A limo driver believes that he should be paid overtime.  He brings a lawsuit on both state and federal wage & hour laws.  But he believes that other similarly situated drivers should also be part of his lawsuit.

How does that happen? Well, he asks the court to represent all the other drivers as well. Most people know that as a “class action” but in wage & hour cases, there is also a significant difference too.

A new federal district court case in Connecticut illustrates that exact point fairly well.  (You can download the decision in Lassen v. Hoyt Livery here.)   In doing so, it also shows the key difference between federal law and state law.

A federal wage & hour claim on behalf of other employee is known as a “collective” action.   As the Supreme Court has said, a collective action is “fundamentally different” from a class action brought by the procedural rules set up for federal courts.

Unlike typical class action in which putative class members must opt out in order to remove themselves from the class, a FLSA collective action requires employees to affirmatively opt in to the case in order to join the collective action group.

But here’s where things get interesting, under Connecticut law, an employee who believes he is entitled to overtime, can also bring a claim. These claims can sometimes be brought in federal court too as a supplemental claim to the federal one.

In doing so, these claims are class actionsand not collective actions.  Thus, for state wage & hour class actions, the classes are opt-out.

Why is this important?
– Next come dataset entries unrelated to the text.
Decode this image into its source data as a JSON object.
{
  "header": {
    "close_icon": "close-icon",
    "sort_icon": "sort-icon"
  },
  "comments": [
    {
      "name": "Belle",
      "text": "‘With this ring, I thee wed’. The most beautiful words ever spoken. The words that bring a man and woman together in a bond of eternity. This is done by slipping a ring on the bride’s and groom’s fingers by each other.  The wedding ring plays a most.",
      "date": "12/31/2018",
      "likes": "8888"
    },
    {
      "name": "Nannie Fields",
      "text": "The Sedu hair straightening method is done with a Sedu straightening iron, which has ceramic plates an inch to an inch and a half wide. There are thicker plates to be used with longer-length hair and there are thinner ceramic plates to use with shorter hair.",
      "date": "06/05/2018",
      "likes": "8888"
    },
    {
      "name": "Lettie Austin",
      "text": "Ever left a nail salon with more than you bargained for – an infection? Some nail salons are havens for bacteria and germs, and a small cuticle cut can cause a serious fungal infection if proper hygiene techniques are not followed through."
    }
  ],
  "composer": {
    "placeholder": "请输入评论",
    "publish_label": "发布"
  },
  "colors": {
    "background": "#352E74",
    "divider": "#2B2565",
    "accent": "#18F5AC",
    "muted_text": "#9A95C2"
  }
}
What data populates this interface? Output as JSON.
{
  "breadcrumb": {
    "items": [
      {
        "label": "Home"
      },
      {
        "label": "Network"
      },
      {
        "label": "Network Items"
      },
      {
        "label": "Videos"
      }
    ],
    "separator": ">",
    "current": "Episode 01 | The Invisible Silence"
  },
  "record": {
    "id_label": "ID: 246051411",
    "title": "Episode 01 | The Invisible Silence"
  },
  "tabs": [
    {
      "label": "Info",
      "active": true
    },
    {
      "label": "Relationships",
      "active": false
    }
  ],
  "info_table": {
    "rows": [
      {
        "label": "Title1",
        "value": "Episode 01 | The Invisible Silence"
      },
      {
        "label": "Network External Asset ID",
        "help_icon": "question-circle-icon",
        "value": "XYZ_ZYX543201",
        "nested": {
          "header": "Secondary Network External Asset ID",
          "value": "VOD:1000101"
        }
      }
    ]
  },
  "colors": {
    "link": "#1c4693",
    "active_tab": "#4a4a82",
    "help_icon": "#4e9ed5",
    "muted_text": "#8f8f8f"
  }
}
Because in most instances, people do not typically opt out of class actions and are much more likely not to opt in.

In the limo driver case cited above, the court adopted both the collective and class actions into the case, thus requiring an opt-out notice for the state claim, and an opt-in notice for the federal claim.

How that shakes out in that particular case is anybody’s guess, but no doubt it’s a position that employers do not want to be in the first place.

Compliance with wage and hour laws — something I’ve preached for years — should remain a top priority for employers in the coming years.